_PROBLEM REQUIREMENTS_.
Each line of the data below holding the word "true" must be copied.

RECORDS TO USE Block Start

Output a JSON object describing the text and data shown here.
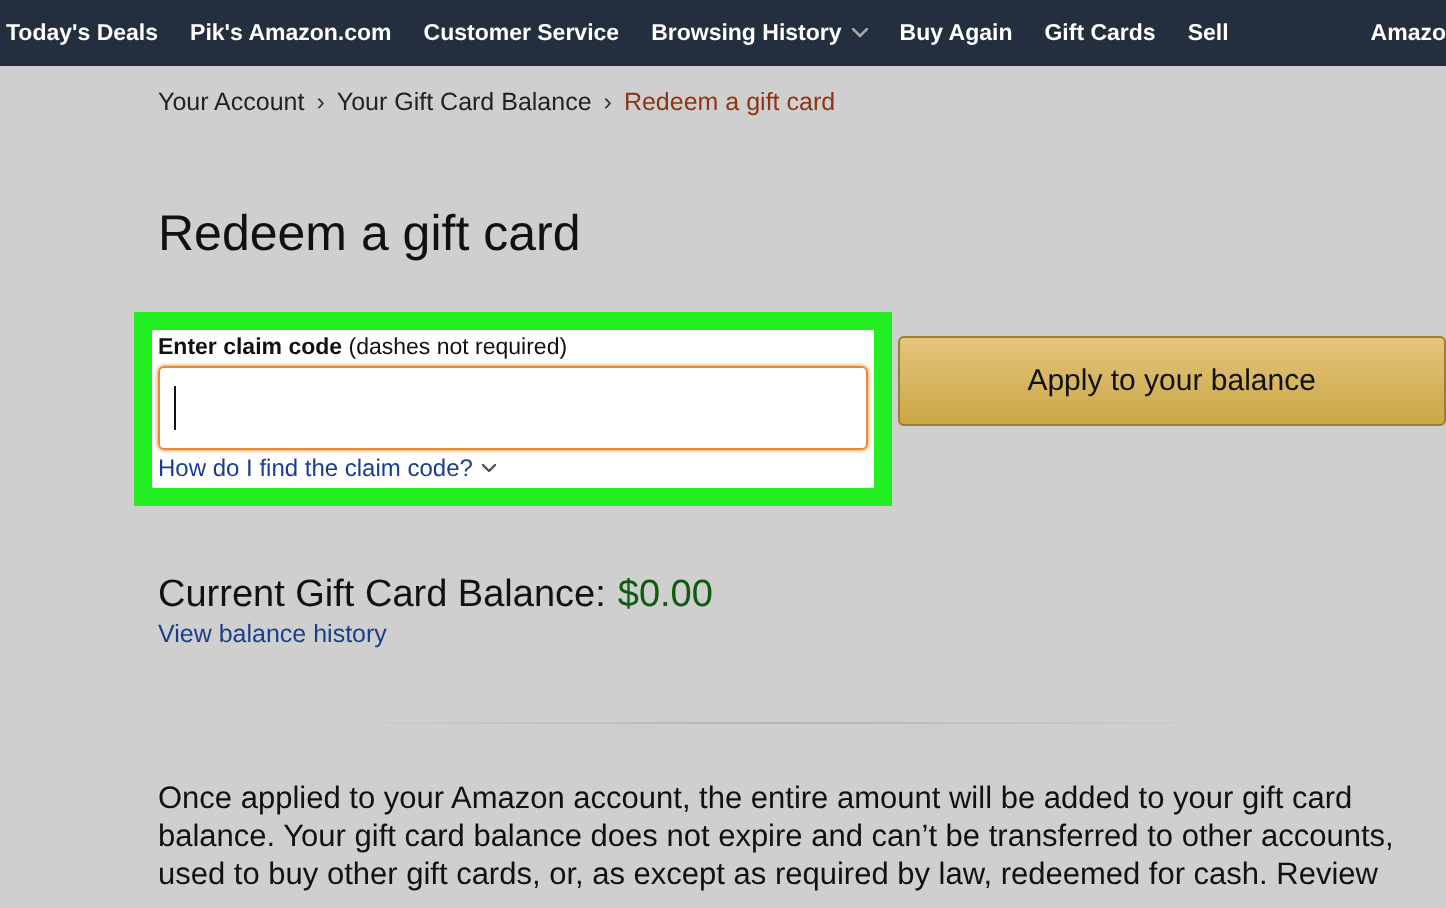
{
  "nav": {
    "items": [
      {
        "label": "Today's Deals",
        "dropdown": false
      },
      {
        "label": "Pik's Amazon.com",
        "dropdown": false
      },
      {
        "label": "Customer Service",
        "dropdown": false
      },
      {
        "label": "Browsing History",
        "dropdown": true
      },
      {
        "label": "Buy Again",
        "dropdown": false
      },
      {
        "label": "Gift Cards",
        "dropdown": false
      },
      {
        "label": "Sell",
        "dropdown": false
      }
    ],
    "edge_text": "Amazo"
  },
  "breadcrumb": [
    {
      "label": "Your Account",
      "current": false
    },
    {
      "label": "Your Gift Card Balance",
      "current": false
    },
    {
      "label": "Redeem a gift card",
      "current": true
    }
  ],
  "breadcrumb_separator": "›",
  "title": "Redeem a gift card",
  "claim_form": {
    "label": "**Enter claim code** (dashes not required)",
    "focused": true,
    "highlighted": true,
    "help_link": "How do I find the claim code?",
    "button": "Apply to your balance"
  },
  "balance": {
    "label": "Current Gift Card Balance:",
    "amount": "$0.00",
    "history_link": "View balance history"
  },
  "paragraph": "Once applied to your Amazon account, the entire amount will be added to your gift card balance. Your gift card balance does not expire and can’t be transferred to other accounts, used to buy other gift cards, or, as except as required by law, redeemed for cash. Review"
}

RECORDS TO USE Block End

_FINISHED TASK_.
        "dropdown": true
      "current": true
    "focused": true,
    "highlighted": true,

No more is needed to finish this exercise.